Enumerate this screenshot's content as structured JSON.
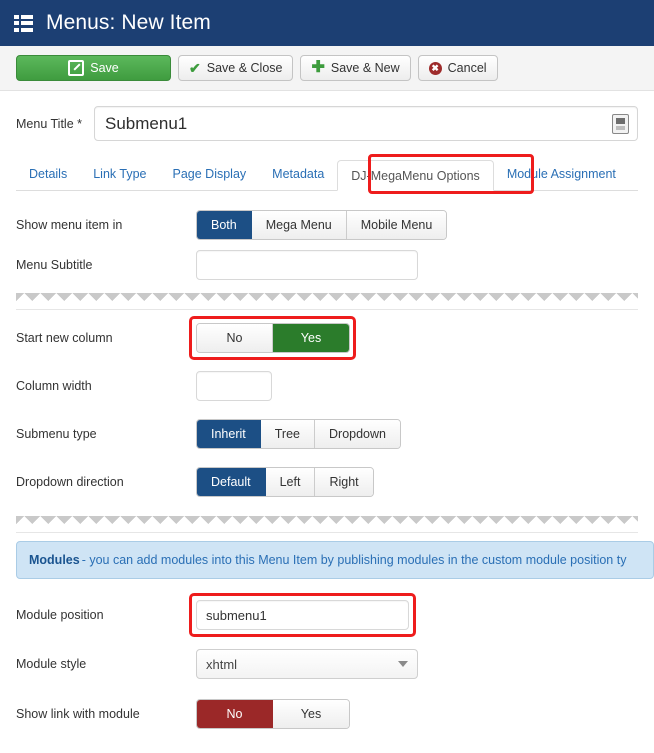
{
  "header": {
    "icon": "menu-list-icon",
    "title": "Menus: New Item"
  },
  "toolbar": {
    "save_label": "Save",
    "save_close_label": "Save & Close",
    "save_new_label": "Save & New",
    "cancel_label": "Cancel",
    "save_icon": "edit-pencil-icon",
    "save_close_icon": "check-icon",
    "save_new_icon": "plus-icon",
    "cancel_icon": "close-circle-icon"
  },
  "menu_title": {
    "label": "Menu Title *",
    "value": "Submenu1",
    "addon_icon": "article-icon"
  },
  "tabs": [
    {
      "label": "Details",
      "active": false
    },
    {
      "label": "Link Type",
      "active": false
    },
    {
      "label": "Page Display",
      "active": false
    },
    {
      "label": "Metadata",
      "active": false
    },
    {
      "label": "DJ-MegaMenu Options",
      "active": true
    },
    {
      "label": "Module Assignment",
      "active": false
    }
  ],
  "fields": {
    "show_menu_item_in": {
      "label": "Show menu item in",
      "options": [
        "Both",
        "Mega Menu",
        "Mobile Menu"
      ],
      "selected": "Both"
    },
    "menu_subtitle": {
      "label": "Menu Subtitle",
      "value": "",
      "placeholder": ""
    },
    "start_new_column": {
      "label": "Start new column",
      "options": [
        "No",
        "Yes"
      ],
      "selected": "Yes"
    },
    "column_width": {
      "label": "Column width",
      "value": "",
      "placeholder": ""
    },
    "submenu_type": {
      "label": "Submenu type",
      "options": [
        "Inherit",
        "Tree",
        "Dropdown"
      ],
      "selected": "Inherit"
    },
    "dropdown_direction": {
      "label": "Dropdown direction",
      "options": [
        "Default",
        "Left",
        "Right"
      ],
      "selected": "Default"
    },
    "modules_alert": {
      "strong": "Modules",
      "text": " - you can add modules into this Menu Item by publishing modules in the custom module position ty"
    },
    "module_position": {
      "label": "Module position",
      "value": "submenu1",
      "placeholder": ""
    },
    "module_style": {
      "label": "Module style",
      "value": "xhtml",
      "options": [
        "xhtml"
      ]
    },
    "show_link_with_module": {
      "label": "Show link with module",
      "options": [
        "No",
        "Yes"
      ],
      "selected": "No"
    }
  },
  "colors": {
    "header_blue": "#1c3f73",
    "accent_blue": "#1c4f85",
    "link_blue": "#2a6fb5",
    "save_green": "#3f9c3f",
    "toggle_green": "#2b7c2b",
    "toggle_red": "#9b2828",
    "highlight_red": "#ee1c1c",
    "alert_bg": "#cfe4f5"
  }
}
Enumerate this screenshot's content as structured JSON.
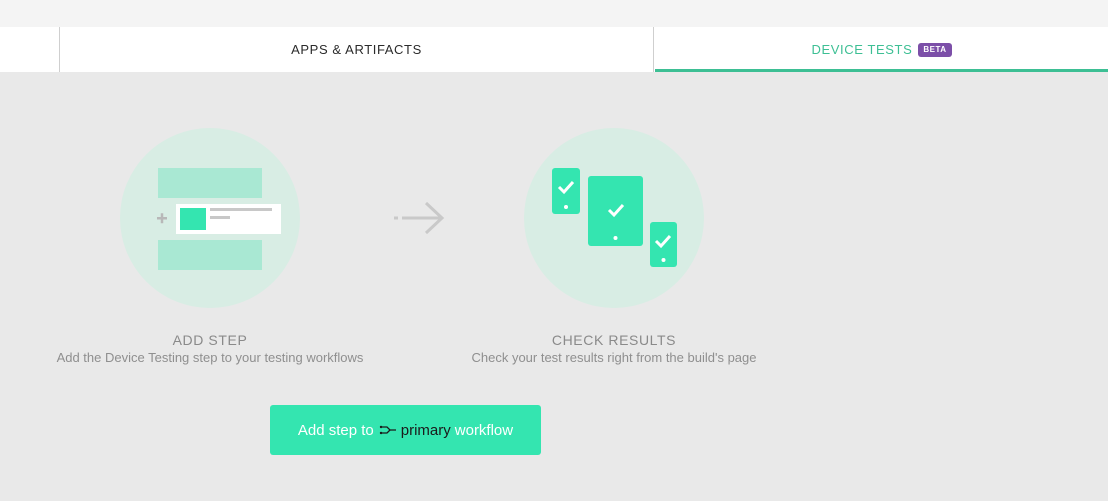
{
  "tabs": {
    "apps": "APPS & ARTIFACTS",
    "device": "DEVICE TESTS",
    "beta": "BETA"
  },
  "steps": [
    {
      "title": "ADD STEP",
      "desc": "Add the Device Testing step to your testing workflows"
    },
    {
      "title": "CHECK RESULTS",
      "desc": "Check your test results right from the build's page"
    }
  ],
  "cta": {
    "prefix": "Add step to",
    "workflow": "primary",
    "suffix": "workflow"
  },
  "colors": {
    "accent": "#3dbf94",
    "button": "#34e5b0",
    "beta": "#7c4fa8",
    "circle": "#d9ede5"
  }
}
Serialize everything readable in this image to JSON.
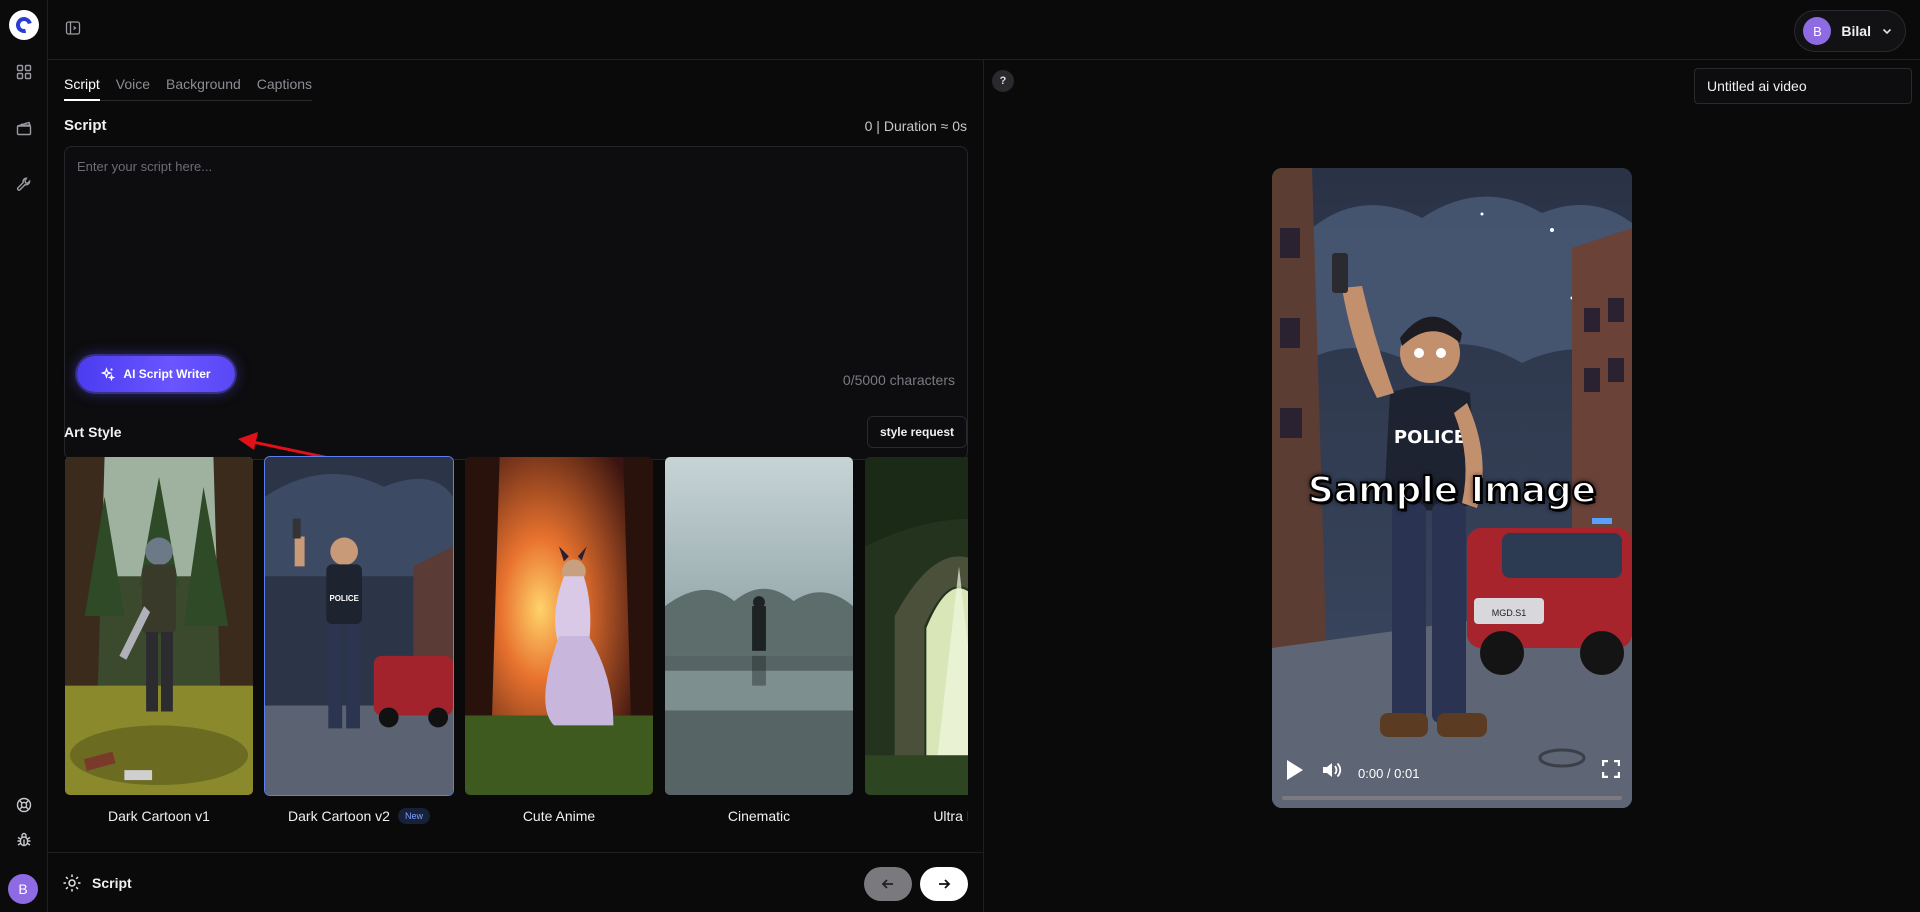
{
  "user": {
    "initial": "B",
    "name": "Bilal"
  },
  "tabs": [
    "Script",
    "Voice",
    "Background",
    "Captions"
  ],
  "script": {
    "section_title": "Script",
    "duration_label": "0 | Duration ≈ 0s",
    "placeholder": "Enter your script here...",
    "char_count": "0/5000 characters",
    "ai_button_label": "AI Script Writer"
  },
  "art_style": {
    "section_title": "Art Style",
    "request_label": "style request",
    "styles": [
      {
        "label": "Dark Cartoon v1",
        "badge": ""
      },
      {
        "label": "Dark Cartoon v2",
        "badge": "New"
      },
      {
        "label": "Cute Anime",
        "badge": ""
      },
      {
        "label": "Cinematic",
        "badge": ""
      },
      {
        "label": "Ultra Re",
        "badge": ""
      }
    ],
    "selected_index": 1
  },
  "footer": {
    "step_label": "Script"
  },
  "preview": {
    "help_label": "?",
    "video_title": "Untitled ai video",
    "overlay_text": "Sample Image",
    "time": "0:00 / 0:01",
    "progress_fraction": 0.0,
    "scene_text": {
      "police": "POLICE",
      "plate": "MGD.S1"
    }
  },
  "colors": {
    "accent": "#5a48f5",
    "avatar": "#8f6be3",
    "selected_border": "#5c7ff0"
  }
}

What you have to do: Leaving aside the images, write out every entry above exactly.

Solution to the exercise:
Enumerate this screenshot's content as structured JSON.
{
  "header": {
    "icon": "menu-list-icon",
    "title": "Menus: New Item"
  },
  "toolbar": {
    "save_label": "Save",
    "save_close_label": "Save & Close",
    "save_new_label": "Save & New",
    "cancel_label": "Cancel",
    "save_icon": "edit-pencil-icon",
    "save_close_icon": "check-icon",
    "save_new_icon": "plus-icon",
    "cancel_icon": "close-circle-icon"
  },
  "menu_title": {
    "label": "Menu Title *",
    "value": "Submenu1",
    "addon_icon": "article-icon"
  },
  "tabs": [
    {
      "label": "Details",
      "active": false
    },
    {
      "label": "Link Type",
      "active": false
    },
    {
      "label": "Page Display",
      "active": false
    },
    {
      "label": "Metadata",
      "active": false
    },
    {
      "label": "DJ-MegaMenu Options",
      "active": true
    },
    {
      "label": "Module Assignment",
      "active": false
    }
  ],
  "fields": {
    "show_menu_item_in": {
      "label": "Show menu item in",
      "options": [
        "Both",
        "Mega Menu",
        "Mobile Menu"
      ],
      "selected": "Both"
    },
    "menu_subtitle": {
      "label": "Menu Subtitle",
      "value": "",
      "placeholder": ""
    },
    "start_new_column": {
      "label": "Start new column",
      "options": [
        "No",
        "Yes"
      ],
      "selected": "Yes"
    },
    "column_width": {
      "label": "Column width",
      "value": "",
      "placeholder": ""
    },
    "submenu_type": {
      "label": "Submenu type",
      "options": [
        "Inherit",
        "Tree",
        "Dropdown"
      ],
      "selected": "Inherit"
    },
    "dropdown_direction": {
      "label": "Dropdown direction",
      "options": [
        "Default",
        "Left",
        "Right"
      ],
      "selected": "Default"
    },
    "modules_alert": {
      "strong": "Modules",
      "text": " - you can add modules into this Menu Item by publishing modules in the custom module position ty"
    },
    "module_position": {
      "label": "Module position",
      "value": "submenu1",
      "placeholder": ""
    },
    "module_style": {
      "label": "Module style",
      "value": "xhtml",
      "options": [
        "xhtml"
      ]
    },
    "show_link_with_module": {
      "label": "Show link with module",
      "options": [
        "No",
        "Yes"
      ],
      "selected": "No"
    }
  },
  "colors": {
    "header_blue": "#1c3f73",
    "accent_blue": "#1c4f85",
    "link_blue": "#2a6fb5",
    "save_green": "#3f9c3f",
    "toggle_green": "#2b7c2b",
    "toggle_red": "#9b2828",
    "highlight_red": "#ee1c1c",
    "alert_bg": "#cfe4f5"
  }
}
Enumerate this screenshot's content as structured JSON.
{
  "tabs": {
    "apps": "APPS & ARTIFACTS",
    "device": "DEVICE TESTS",
    "beta": "BETA"
  },
  "steps": [
    {
      "title": "ADD STEP",
      "desc": "Add the Device Testing step to your testing workflows"
    },
    {
      "title": "CHECK RESULTS",
      "desc": "Check your test results right from the build's page"
    }
  ],
  "cta": {
    "prefix": "Add step to",
    "workflow": "primary",
    "suffix": "workflow"
  },
  "colors": {
    "accent": "#3dbf94",
    "button": "#34e5b0",
    "beta": "#7c4fa8",
    "circle": "#d9ede5"
  }
}
Serialize everything readable in this image to JSON.
{
  "user": {
    "initial": "B",
    "name": "Bilal"
  },
  "tabs": [
    "Script",
    "Voice",
    "Background",
    "Captions"
  ],
  "script": {
    "section_title": "Script",
    "duration_label": "0 | Duration ≈ 0s",
    "placeholder": "Enter your script here...",
    "char_count": "0/5000 characters",
    "ai_button_label": "AI Script Writer"
  },
  "art_style": {
    "section_title": "Art Style",
    "request_label": "style request",
    "styles": [
      {
        "label": "Dark Cartoon v1",
        "badge": ""
      },
      {
        "label": "Dark Cartoon v2",
        "badge": "New"
      },
      {
        "label": "Cute Anime",
        "badge": ""
      },
      {
        "label": "Cinematic",
        "badge": ""
      },
      {
        "label": "Ultra Re",
        "badge": ""
      }
    ],
    "selected_index": 1
  },
  "footer": {
    "step_label": "Script"
  },
  "preview": {
    "help_label": "?",
    "video_title": "Untitled ai video",
    "overlay_text": "Sample Image",
    "time": "0:00 / 0:01",
    "progress_fraction": 0.0,
    "scene_text": {
      "police": "POLICE",
      "plate": "MGD.S1"
    }
  },
  "colors": {
    "accent": "#5a48f5",
    "avatar": "#8f6be3",
    "selected_border": "#5c7ff0"
  }
}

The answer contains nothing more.